In addition, the Director shall ensure that ARPA-E’s activities do not duplicate and are coordinated with other federal research and technology transfer programs, and shall seek opportunities to demonstrate ARPA-E research and technologies through procurement in the federal government.

Section 3.Fund

This section establishes the Energy Transformation Acceleration Fund administered by the Director of ARPA-E. $4.9 billion is authorized for FY 2008 thru 2012, to remain available until expended. Funding for the initial year of ARPA-E operations shall not be available unless the DOE Office of Science funding increases from the previous year (2007).

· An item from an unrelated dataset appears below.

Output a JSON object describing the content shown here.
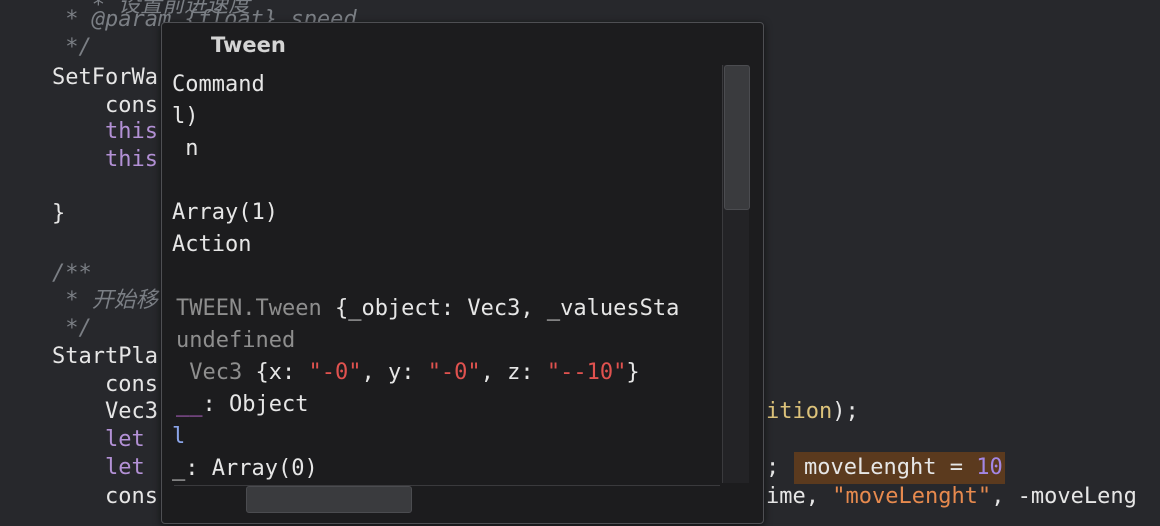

This section also lays out general guidelines for how money should be allocated in a given fiscal year. To ensure ARPA-E maintains focus on potentially transformational research, not more than 50 percent shall be for late-stage demonstrations and commercial applications of technologies and research. To ensure ARPA-E engages a wide network of energy researchers and technology developers beyond the traditional federal research enterprise, such as those in private industry and universities, not more than 8 percent of funds are to be made available directly to Federally Funded Research and Development Centers (FFRDC’s). (However, FFRDC’s can receive, in addition to the 8 percent, payment for services from ARPA-E grantees, contractors, cooperative agreement participants regardless of the source of funds.) To maintain the low overhead that has allowed organizations such as DARPA to remain agile, no more than 10 percent of funds shall be used for administrative expenses. To ensure robust technology transfer and outreach, 2.5 percent of funds shall be dedicated to these activities. To ensure that ARPA-E funds go towards funding the best research, and utilize the existing federal research infrastructure where possible, for the first five years no funds should be used for construction of new buildings or facilities.

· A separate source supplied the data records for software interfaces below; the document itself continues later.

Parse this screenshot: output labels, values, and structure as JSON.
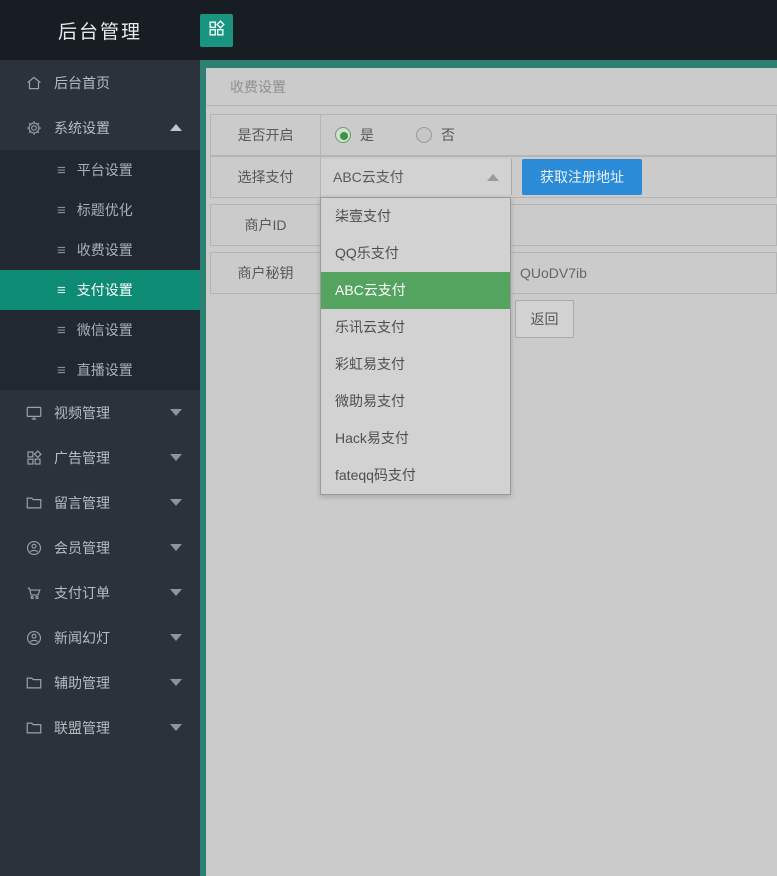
{
  "header": {
    "title": "后台管理",
    "grid_button_icon": "app-grid-icon"
  },
  "sidebar": {
    "home": {
      "label": "后台首页",
      "icon": "home-icon"
    },
    "system": {
      "label": "系统设置",
      "icon": "gear-icon",
      "state": "expanded"
    },
    "submenu": [
      {
        "label": "平台设置",
        "active": false
      },
      {
        "label": "标题优化",
        "active": false
      },
      {
        "label": "收费设置",
        "active": false
      },
      {
        "label": "支付设置",
        "active": true
      },
      {
        "label": "微信设置",
        "active": false
      },
      {
        "label": "直播设置",
        "active": false
      }
    ],
    "groups": [
      {
        "label": "视频管理",
        "icon": "monitor-icon"
      },
      {
        "label": "广告管理",
        "icon": "grid-icon"
      },
      {
        "label": "留言管理",
        "icon": "folder-icon"
      },
      {
        "label": "会员管理",
        "icon": "user-circle-icon"
      },
      {
        "label": "支付订单",
        "icon": "cart-icon"
      },
      {
        "label": "新闻幻灯",
        "icon": "user-circle-icon"
      },
      {
        "label": "辅助管理",
        "icon": "folder-icon"
      },
      {
        "label": "联盟管理",
        "icon": "folder-icon"
      }
    ]
  },
  "main": {
    "page_title": "收费设置",
    "form": {
      "enable_label": "是否开启",
      "radio_yes": "是",
      "radio_no": "否",
      "radio_selected": "是",
      "pay_select_label": "选择支付",
      "pay_select_value": "ABC云支付",
      "register_button": "获取注册地址",
      "merchant_id_label": "商户ID",
      "merchant_id_visible_value": "",
      "merchant_key_label": "商户秘钥",
      "merchant_key_visible_value": "QUoDV7ib",
      "back_button": "返回"
    },
    "dropdown": {
      "options": [
        "柒壹支付",
        "QQ乐支付",
        "ABC云支付",
        "乐讯云支付",
        "彩虹易支付",
        "微助易支付",
        "Hack易支付",
        "fateqq码支付"
      ],
      "selected": "ABC云支付"
    }
  },
  "colors": {
    "accent_teal": "#0e8b74",
    "accent_green": "#54a35f",
    "accent_blue": "#2c8bd6",
    "header_bg": "#181d24",
    "sidebar_bg": "#2b323b"
  }
}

Section 4.Advice

The Director of ARPA-E has the flexibility to seek advice either from an existing DOE advisory committee, or to establish a new advisory committee. The Director may also seek advice and review from the National Academies of Science and Engineering, and any other professional or scientific organization.

Section 5.ARPA-E Evaluation

At the end of five and one-half years, the President’s Committee on Science and Technology (PCAST) shall complete an evaluation of the performance of ARPA-E in achieving its goals and mission, to be made available to Congress and the public. In this evaluation the Committee is required to recommend whether ARPA-E should be continued or terminated as well as provide lessons-learned from its operation.

Section 6.Savings Clause

This clarifies that authorities granted by this Act are in addition to, and do not supersede or modify, existing authorities of the Secretary of Energy.

Organizations supporting H.R. 364. 


110th Congress